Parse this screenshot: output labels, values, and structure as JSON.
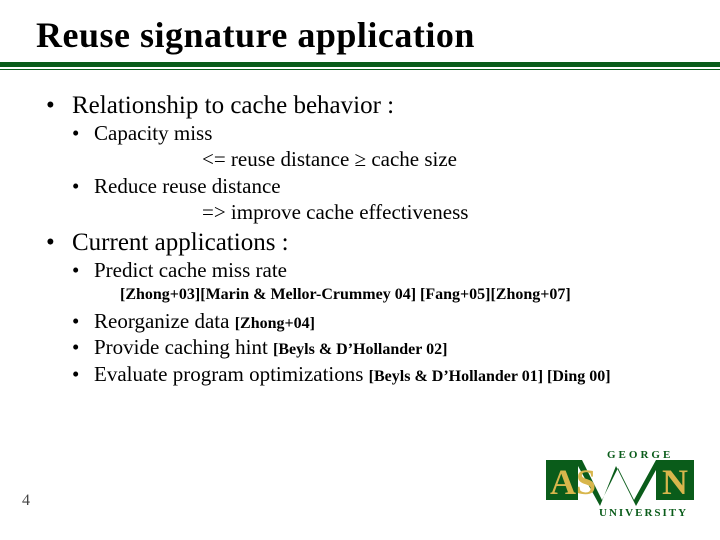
{
  "title": "Reuse signature application",
  "bullets": {
    "b1": {
      "label": "Relationship to cache behavior :",
      "sub": {
        "s1": "Capacity miss",
        "s1_line": "<=  reuse distance  ≥   cache size",
        "s2": "Reduce reuse distance",
        "s2_line": "=>  improve cache effectiveness"
      }
    },
    "b2": {
      "label": "Current applications :",
      "sub": {
        "s1": "Predict cache miss rate",
        "s1_cites": "[Zhong+03][Marin & Mellor-Crummey 04] [Fang+05][Zhong+07]",
        "s2_text": "Reorganize data ",
        "s2_cite": "[Zhong+04]",
        "s3_text": "Provide caching hint ",
        "s3_cite": "[Beyls & D’Hollander 02]",
        "s4_text": "Evaluate program optimizations ",
        "s4_cite": "[Beyls & D’Hollander 01] [Ding 00]"
      }
    }
  },
  "page_number": "4",
  "logo": {
    "top": "GEORGE",
    "bottom_left": "AS",
    "bottom_right": "N",
    "university": "UNIVERSITY"
  }
}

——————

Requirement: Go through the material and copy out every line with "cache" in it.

Task answer:
      "label": "Relationship to cache behavior :",
        "s1_line": "<=  reuse distance  ≥   cache size",
        "s2_line": "=>  improve cache effectiveness"
        "s1": "Predict cache miss rate",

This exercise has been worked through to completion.